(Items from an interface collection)
________

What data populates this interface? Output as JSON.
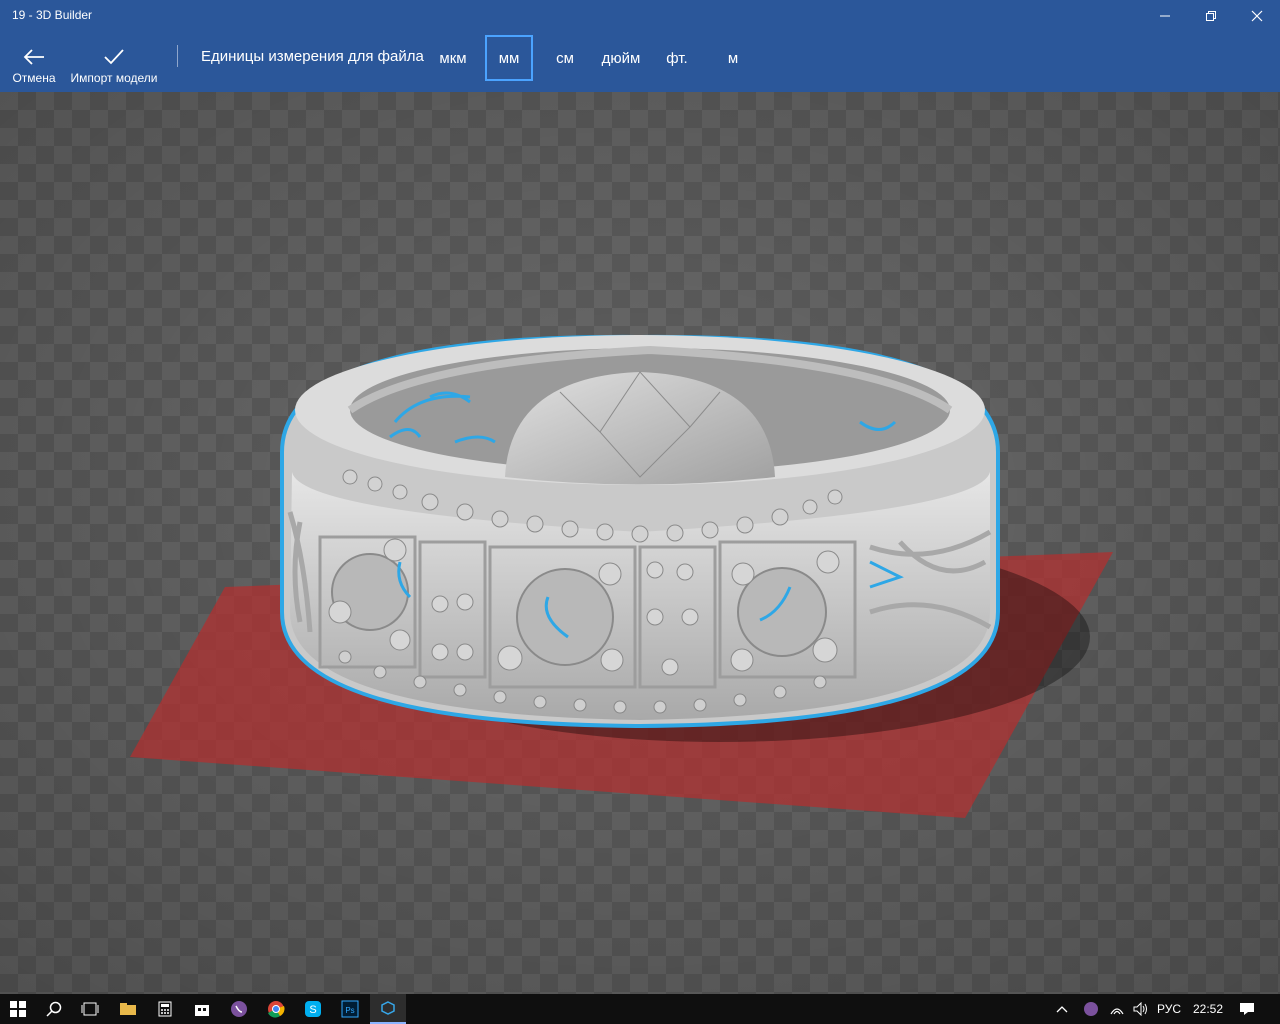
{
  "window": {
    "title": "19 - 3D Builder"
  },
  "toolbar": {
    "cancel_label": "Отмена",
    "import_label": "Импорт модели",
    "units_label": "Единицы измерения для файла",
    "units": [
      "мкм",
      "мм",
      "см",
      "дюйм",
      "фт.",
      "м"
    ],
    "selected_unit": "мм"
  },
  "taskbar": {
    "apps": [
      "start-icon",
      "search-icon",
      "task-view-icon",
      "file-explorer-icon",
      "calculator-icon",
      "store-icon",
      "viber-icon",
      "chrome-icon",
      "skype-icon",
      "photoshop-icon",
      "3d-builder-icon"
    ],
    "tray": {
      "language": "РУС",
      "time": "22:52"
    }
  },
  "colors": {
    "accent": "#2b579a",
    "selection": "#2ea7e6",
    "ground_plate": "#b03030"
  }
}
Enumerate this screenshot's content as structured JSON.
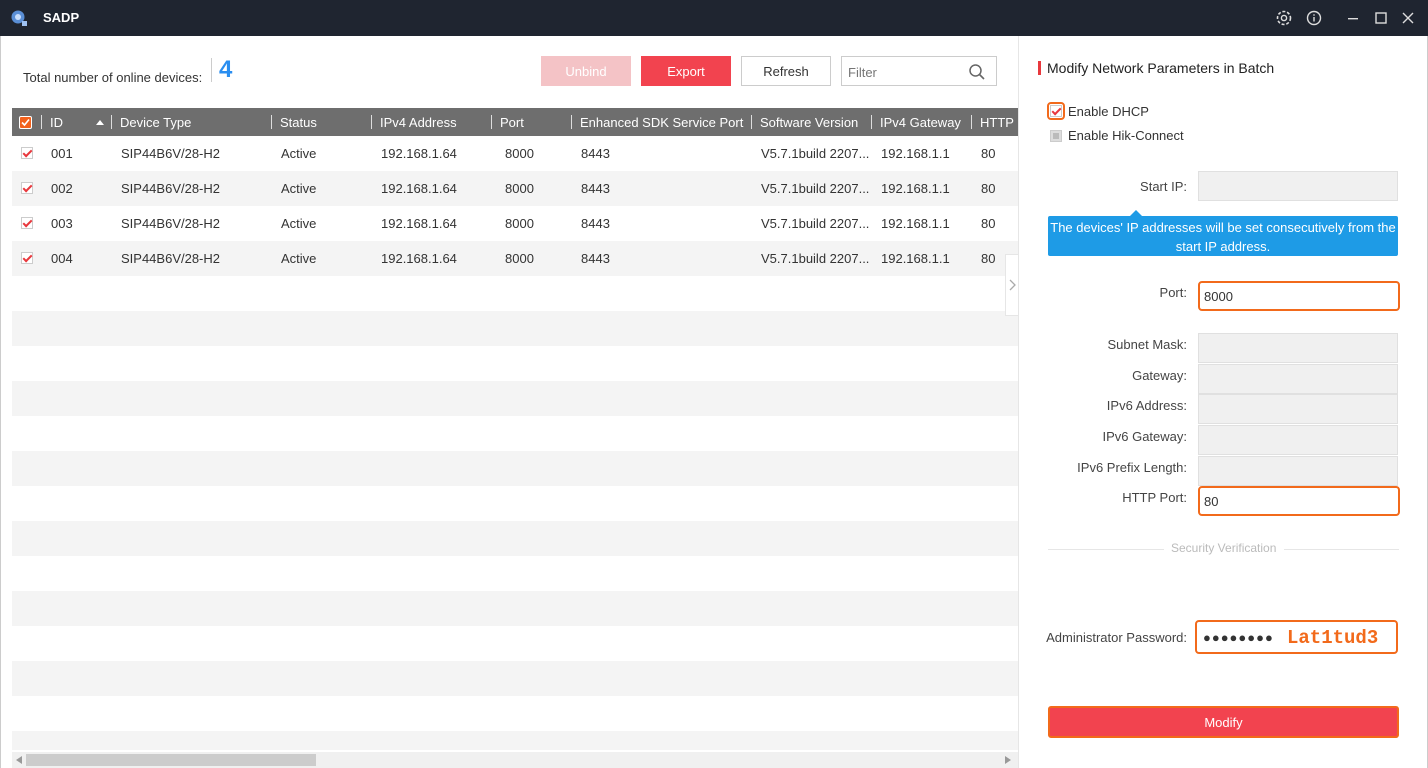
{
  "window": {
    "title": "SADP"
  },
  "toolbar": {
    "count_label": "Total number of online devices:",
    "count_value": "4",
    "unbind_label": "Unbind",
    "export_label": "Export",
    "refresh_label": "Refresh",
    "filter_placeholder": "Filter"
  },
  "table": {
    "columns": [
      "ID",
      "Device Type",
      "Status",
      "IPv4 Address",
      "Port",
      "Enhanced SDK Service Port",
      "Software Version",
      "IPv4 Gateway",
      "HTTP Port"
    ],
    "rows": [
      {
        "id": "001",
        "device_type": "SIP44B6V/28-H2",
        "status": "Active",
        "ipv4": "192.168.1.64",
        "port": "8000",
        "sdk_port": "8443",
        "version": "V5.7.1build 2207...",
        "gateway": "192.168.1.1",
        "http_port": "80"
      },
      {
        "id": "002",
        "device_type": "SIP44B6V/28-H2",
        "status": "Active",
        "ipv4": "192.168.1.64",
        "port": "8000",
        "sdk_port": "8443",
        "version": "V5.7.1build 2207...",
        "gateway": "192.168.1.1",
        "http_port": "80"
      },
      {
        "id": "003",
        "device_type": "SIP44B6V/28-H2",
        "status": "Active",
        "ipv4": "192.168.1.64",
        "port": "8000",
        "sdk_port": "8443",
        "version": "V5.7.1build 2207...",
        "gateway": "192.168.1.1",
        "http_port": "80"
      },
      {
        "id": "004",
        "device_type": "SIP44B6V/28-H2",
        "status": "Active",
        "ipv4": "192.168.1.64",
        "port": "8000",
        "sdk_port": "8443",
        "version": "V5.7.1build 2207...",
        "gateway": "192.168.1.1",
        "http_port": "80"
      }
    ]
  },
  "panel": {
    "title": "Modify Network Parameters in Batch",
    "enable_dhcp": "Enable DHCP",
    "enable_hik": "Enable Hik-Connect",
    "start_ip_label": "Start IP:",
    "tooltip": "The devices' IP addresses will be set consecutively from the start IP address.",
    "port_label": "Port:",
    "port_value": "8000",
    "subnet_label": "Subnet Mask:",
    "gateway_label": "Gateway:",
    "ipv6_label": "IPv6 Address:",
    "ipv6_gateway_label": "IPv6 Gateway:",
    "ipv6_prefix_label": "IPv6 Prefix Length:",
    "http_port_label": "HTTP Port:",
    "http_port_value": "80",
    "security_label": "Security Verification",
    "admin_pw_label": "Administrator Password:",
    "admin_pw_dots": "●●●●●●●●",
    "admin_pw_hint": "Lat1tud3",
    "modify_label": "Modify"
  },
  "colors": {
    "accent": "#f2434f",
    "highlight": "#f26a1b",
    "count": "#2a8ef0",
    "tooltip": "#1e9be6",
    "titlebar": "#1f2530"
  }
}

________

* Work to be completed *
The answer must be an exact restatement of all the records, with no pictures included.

* Response to this exercise *
What data populates this interface? Output as JSON.
{
  "window": {
    "title": "19 - 3D Builder"
  },
  "toolbar": {
    "cancel_label": "Отмена",
    "import_label": "Импорт модели",
    "units_label": "Единицы измерения для файла",
    "units": [
      "мкм",
      "мм",
      "см",
      "дюйм",
      "фт.",
      "м"
    ],
    "selected_unit": "мм"
  },
  "taskbar": {
    "apps": [
      "start-icon",
      "search-icon",
      "task-view-icon",
      "file-explorer-icon",
      "calculator-icon",
      "store-icon",
      "viber-icon",
      "chrome-icon",
      "skype-icon",
      "photoshop-icon",
      "3d-builder-icon"
    ],
    "tray": {
      "language": "РУС",
      "time": "22:52"
    }
  },
  "colors": {
    "accent": "#2b579a",
    "selection": "#2ea7e6",
    "ground_plate": "#b03030"
  }
}
Enumerate this screenshot's content as structured JSON.
{
  "window": {
    "title": "SADP"
  },
  "toolbar": {
    "count_label": "Total number of online devices:",
    "count_value": "4",
    "unbind_label": "Unbind",
    "export_label": "Export",
    "refresh_label": "Refresh",
    "filter_placeholder": "Filter"
  },
  "table": {
    "columns": [
      "ID",
      "Device Type",
      "Status",
      "IPv4 Address",
      "Port",
      "Enhanced SDK Service Port",
      "Software Version",
      "IPv4 Gateway",
      "HTTP Port"
    ],
    "rows": [
      {
        "id": "001",
        "device_type": "SIP44B6V/28-H2",
        "status": "Active",
        "ipv4": "192.168.1.64",
        "port": "8000",
        "sdk_port": "8443",
        "version": "V5.7.1build 2207...",
        "gateway": "192.168.1.1",
        "http_port": "80"
      },
      {
        "id": "002",
        "device_type": "SIP44B6V/28-H2",
        "status": "Active",
        "ipv4": "192.168.1.64",
        "port": "8000",
        "sdk_port": "8443",
        "version": "V5.7.1build 2207...",
        "gateway": "192.168.1.1",
        "http_port": "80"
      },
      {
        "id": "003",
        "device_type": "SIP44B6V/28-H2",
        "status": "Active",
        "ipv4": "192.168.1.64",
        "port": "8000",
        "sdk_port": "8443",
        "version": "V5.7.1build 2207...",
        "gateway": "192.168.1.1",
        "http_port": "80"
      },
      {
        "id": "004",
        "device_type": "SIP44B6V/28-H2",
        "status": "Active",
        "ipv4": "192.168.1.64",
        "port": "8000",
        "sdk_port": "8443",
        "version": "V5.7.1build 2207...",
        "gateway": "192.168.1.1",
        "http_port": "80"
      }
    ]
  },
  "panel": {
    "title": "Modify Network Parameters in Batch",
    "enable_dhcp": "Enable DHCP",
    "enable_hik": "Enable Hik-Connect",
    "start_ip_label": "Start IP:",
    "tooltip": "The devices' IP addresses will be set consecutively from the start IP address.",
    "port_label": "Port:",
    "port_value": "8000",
    "subnet_label": "Subnet Mask:",
    "gateway_label": "Gateway:",
    "ipv6_label": "IPv6 Address:",
    "ipv6_gateway_label": "IPv6 Gateway:",
    "ipv6_prefix_label": "IPv6 Prefix Length:",
    "http_port_label": "HTTP Port:",
    "http_port_value": "80",
    "security_label": "Security Verification",
    "admin_pw_label": "Administrator Password:",
    "admin_pw_dots": "●●●●●●●●",
    "admin_pw_hint": "Lat1tud3",
    "modify_label": "Modify"
  },
  "colors": {
    "accent": "#f2434f",
    "highlight": "#f26a1b",
    "count": "#2a8ef0",
    "tooltip": "#1e9be6",
    "titlebar": "#1f2530"
  }
}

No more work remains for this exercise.